(DATA TO EXAMINE begins)

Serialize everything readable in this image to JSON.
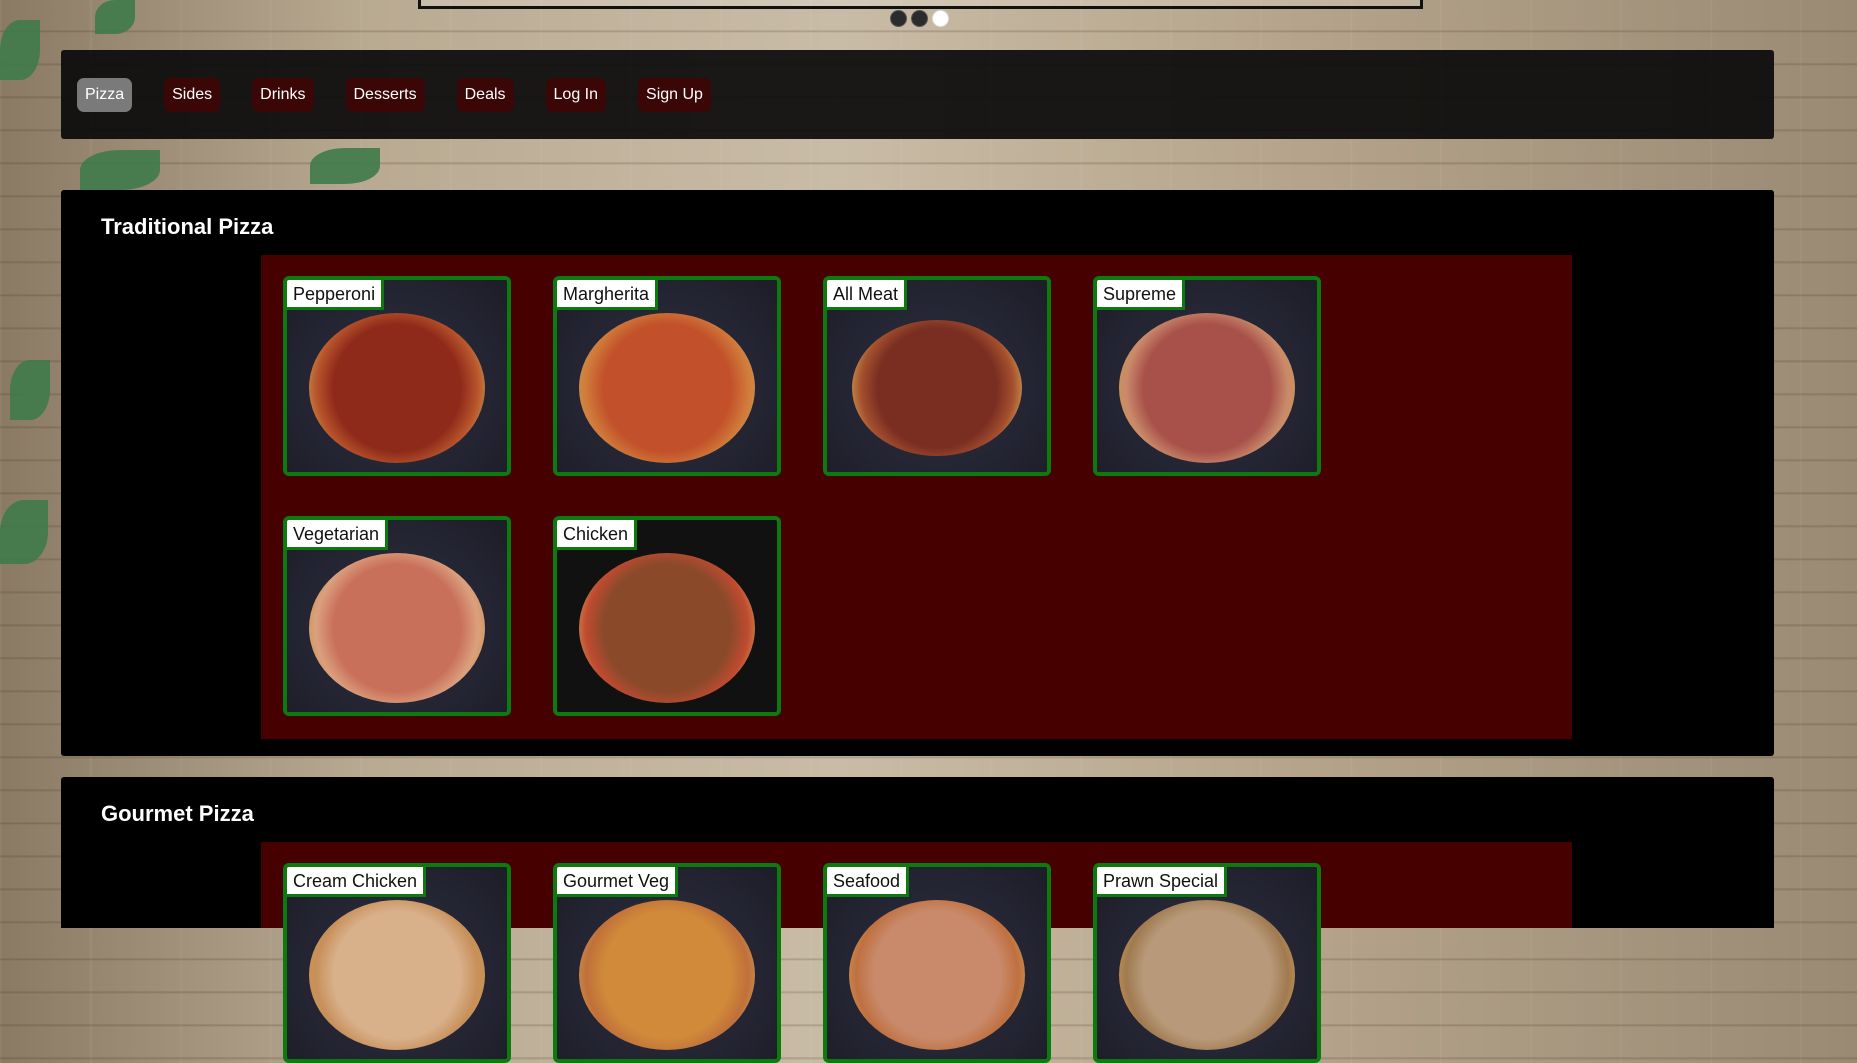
{
  "carousel": {
    "slides": 3,
    "active_slide": 3
  },
  "nav": {
    "items": [
      {
        "label": "Pizza",
        "active": true
      },
      {
        "label": "Sides",
        "active": false
      },
      {
        "label": "Drinks",
        "active": false
      },
      {
        "label": "Desserts",
        "active": false
      },
      {
        "label": "Deals",
        "active": false
      },
      {
        "label": "Log In",
        "active": false
      },
      {
        "label": "Sign Up",
        "active": false
      }
    ]
  },
  "sections": [
    {
      "title": "Traditional Pizza",
      "items": [
        {
          "name": "Pepperoni"
        },
        {
          "name": "Margherita"
        },
        {
          "name": "All Meat"
        },
        {
          "name": "Supreme"
        },
        {
          "name": "Vegetarian"
        },
        {
          "name": "Chicken"
        }
      ]
    },
    {
      "title": "Gourmet Pizza",
      "items": [
        {
          "name": "Cream Chicken"
        },
        {
          "name": "Gourmet Veg"
        },
        {
          "name": "Seafood"
        },
        {
          "name": "Prawn Special"
        }
      ]
    }
  ],
  "colors": {
    "nav_active": "#7a7a7a",
    "nav_button": "#3a0606",
    "grid_background": "#460000",
    "card_border": "#0d7a0d"
  }
}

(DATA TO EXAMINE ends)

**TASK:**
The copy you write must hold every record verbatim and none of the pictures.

**YOUR RESPONSE:**
Serialize everything readable in this image to JSON.
{
  "carousel": {
    "slides": 3,
    "active_slide": 3
  },
  "nav": {
    "items": [
      {
        "label": "Pizza",
        "active": true
      },
      {
        "label": "Sides",
        "active": false
      },
      {
        "label": "Drinks",
        "active": false
      },
      {
        "label": "Desserts",
        "active": false
      },
      {
        "label": "Deals",
        "active": false
      },
      {
        "label": "Log In",
        "active": false
      },
      {
        "label": "Sign Up",
        "active": false
      }
    ]
  },
  "sections": [
    {
      "title": "Traditional Pizza",
      "items": [
        {
          "name": "Pepperoni"
        },
        {
          "name": "Margherita"
        },
        {
          "name": "All Meat"
        },
        {
          "name": "Supreme"
        },
        {
          "name": "Vegetarian"
        },
        {
          "name": "Chicken"
        }
      ]
    },
    {
      "title": "Gourmet Pizza",
      "items": [
        {
          "name": "Cream Chicken"
        },
        {
          "name": "Gourmet Veg"
        },
        {
          "name": "Seafood"
        },
        {
          "name": "Prawn Special"
        }
      ]
    }
  ],
  "colors": {
    "nav_active": "#7a7a7a",
    "nav_button": "#3a0606",
    "grid_background": "#460000",
    "card_border": "#0d7a0d"
  }
}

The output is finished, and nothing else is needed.